Drawn to song – Joe Breen on Paul Simon and artist Charlie Mackesy’s Seven Psalms

As I prepared to leave, my phone rang. “Paul wants to meet you.”

It is late afternoon in mid-September. I’m in a very swanky art gallery in a very posh area of a very humid London where, it seems, only “Chelsea Tractors” and limousines are allowed along, of course, with more humble service vehicles.

I’m part of a small troupe of journalists invited to the official launch in the Frieze Gallery of Seven Psalms, a series of warm atmospheric drawings by British artist Charlie Mackesy inspired by listening to Paul Simon’s recent remarkable album of the same title. Mackesy, who shared an Oscar earlier this year for an animated short film of his much-loved children’s book The Boy, the Mole, the Fox and the Horse, is there along with his dog Barney.

And so is Paul Simon, the 81-year-old legend having flown in from the Toronto Film Festival which featured the world premiere of a major new documentary on his career, In Restless Dreams: The Music of Paul Simon.

However, they are not among us as we feast on nibbles, white wine and cold beer. Everybody else seems to know everybody else. It’s a safe space for hacks. We shift down to the basement where we jostle for space with film and still cameras. The two collaborators are to be interviewed by an MC. Our role is to be the audience with a short Q&A promised at the close.


And so the happy couple enter onto a makeshift stage. They look like bosom buddies, but it emerges that they have just met in person for the first time a few hours ago. All their contact has been by phone or email as they went about the project which was initiated by the American. As the MC goes through a series of light-touch questions over familiar territory, both men respond with enthusiasm and humour. Yes, the project was fun, says Simon. No, says the mild-mannered Mackesy, he didn’t feel under any pressure to produce something specific, which was “lovely and very freeing”. He said he would just put the album on a “continuous loop, make some tea, take the dog out and think about which lines stayed with me. Then I’d see images.”
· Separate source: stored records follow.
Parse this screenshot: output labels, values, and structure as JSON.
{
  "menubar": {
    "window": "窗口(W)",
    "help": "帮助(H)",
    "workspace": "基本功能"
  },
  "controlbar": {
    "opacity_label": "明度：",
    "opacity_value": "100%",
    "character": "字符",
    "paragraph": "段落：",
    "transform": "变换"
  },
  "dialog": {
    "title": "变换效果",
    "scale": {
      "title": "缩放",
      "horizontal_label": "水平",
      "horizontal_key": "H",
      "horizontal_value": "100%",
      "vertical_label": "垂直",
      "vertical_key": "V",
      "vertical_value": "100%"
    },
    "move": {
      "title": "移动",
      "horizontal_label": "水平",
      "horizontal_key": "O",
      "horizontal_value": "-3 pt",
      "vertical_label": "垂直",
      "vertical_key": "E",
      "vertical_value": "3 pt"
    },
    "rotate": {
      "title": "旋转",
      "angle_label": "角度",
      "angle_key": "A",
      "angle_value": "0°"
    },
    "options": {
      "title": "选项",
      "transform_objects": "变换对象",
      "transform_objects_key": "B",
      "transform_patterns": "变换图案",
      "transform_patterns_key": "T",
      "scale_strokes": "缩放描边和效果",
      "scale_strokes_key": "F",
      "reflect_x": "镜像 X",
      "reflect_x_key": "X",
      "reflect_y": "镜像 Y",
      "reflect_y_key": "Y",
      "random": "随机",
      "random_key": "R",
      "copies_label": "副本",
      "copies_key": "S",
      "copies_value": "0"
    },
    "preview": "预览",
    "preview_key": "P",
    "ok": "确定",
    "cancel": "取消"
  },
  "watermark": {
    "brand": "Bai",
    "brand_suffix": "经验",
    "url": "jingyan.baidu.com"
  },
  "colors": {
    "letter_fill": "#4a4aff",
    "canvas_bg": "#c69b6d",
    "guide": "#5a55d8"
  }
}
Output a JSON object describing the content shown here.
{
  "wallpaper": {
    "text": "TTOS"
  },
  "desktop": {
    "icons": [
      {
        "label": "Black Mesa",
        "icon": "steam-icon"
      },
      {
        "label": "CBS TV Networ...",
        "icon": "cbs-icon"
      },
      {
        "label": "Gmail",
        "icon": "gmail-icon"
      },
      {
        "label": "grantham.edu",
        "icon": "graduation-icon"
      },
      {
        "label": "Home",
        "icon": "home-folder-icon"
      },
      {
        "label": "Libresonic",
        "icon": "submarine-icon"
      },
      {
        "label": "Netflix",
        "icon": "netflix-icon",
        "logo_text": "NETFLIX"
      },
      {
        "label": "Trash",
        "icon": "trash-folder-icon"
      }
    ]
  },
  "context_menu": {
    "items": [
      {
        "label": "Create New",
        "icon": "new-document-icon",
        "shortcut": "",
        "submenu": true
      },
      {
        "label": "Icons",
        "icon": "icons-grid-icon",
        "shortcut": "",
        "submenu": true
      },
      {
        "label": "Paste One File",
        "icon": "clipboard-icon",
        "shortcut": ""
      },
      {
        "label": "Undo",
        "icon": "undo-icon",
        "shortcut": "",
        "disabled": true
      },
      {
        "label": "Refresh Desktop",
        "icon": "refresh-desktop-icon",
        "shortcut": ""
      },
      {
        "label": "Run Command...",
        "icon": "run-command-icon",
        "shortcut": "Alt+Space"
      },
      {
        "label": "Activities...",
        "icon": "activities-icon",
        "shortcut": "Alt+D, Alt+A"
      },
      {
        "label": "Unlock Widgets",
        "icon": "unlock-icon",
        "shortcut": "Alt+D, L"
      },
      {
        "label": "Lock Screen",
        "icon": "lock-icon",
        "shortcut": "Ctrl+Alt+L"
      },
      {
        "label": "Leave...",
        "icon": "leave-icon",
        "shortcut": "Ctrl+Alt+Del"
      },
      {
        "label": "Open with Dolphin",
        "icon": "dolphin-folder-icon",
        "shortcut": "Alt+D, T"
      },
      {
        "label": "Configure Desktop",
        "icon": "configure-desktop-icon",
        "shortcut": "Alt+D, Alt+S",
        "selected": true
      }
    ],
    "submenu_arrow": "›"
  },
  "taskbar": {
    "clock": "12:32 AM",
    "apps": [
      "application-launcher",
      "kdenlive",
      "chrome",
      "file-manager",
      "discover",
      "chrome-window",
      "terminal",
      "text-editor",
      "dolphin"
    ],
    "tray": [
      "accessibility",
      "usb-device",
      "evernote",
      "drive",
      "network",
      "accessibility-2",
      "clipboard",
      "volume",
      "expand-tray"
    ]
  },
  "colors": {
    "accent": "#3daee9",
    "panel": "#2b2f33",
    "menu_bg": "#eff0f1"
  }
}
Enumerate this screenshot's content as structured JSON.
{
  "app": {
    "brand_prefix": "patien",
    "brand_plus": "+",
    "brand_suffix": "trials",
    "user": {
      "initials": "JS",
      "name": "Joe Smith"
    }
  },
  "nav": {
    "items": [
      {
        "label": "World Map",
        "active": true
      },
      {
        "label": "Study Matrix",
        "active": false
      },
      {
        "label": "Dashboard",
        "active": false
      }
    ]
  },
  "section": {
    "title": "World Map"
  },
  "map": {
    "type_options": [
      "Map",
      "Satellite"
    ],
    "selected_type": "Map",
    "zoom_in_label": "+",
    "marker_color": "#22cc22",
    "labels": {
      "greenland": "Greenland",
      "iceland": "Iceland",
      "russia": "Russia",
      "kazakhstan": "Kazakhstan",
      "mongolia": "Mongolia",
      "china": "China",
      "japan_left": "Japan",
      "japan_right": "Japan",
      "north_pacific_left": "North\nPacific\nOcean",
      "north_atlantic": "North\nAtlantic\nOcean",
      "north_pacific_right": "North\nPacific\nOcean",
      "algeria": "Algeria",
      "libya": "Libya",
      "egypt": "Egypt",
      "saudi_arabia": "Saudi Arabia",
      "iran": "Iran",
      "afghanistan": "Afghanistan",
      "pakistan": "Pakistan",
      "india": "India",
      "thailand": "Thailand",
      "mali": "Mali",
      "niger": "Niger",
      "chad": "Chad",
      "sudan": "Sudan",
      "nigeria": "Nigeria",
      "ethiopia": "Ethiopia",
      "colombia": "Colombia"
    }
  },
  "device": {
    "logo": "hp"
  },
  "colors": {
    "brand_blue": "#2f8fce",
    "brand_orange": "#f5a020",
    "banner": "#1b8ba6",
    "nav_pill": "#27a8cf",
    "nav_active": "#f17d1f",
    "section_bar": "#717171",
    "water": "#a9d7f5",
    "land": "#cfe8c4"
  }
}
The drawings have a lovely soft feathery quality, for these eyes they are redolent of EH Shepard’s work (Winnie the Pooh). Each image is set beside a framed handwritten relevant lyric signed by Simon. The effect is quietly striking and thought-provoking.

While Seven Psalms is, as Simon has pointed out, “an argument I’m having with myself about belief or not”, there are many other strands and references. For example, there is a mention of refugees. Interestingly, when Europeans speak of refugees, we think of the appalling losses in the Mediterranean and the English Channel, but Simon’s fertile imagination turns to the Mexican border.

Simon also touches on how lockdown allowed him the space and time to write Seven Psalms though he said that after a year he tired of the relative isolation. It was also during this time that he began to lose the hearing in his left ear. This has had a profound impact on how he writes and performs, particularly the latter.

He worried that he could not maintain the correct pitch in his voice over the course of a concert, but he did reveal that he was due to explore with two other guitarists the possibility of him concentrating on singing while they played the acoustic guitar parts so central to Seven Psalms.

The convivial atmosphere was punctured at one stage when Simon stopped mid-answer and asked a journalist in the front row what did he think? Was he bored? He’d been watching him for a few minutes and his eyes were closed. The room froze. But if the journalist was asleep, he was awake sharpish with a penetrating question. Simon responded carefully and the room exhaled.

Then came questions from the floor. Sadly, yours truly’s hand was raised in vain as time had run out and the duo shuffled out. As I prepared to leave, my phone rang. It was a man from Simon’s record company. “Paul wants to meet you.”

Off we went to another room where an even more select group of journalists was hanging about, some talking to the great man.

After an introduction we move away for a fascinating little chat about how he constructs complex rhyme, whether Seven Psalms is about him – no, the central figure is a character but yes it could be him – and how he interlaced his guitar figures on the album with old favourites such as Davey Graham’s Anji.

As Simon talked his PA tugged at my coat and whispered aloud. “Paul has to go.” He continued tallking. “Paul has to go.” I said, Paul I think they want you to go. We shook hands warmly and off he went. As Joxer Daly might say, a darlin’ man.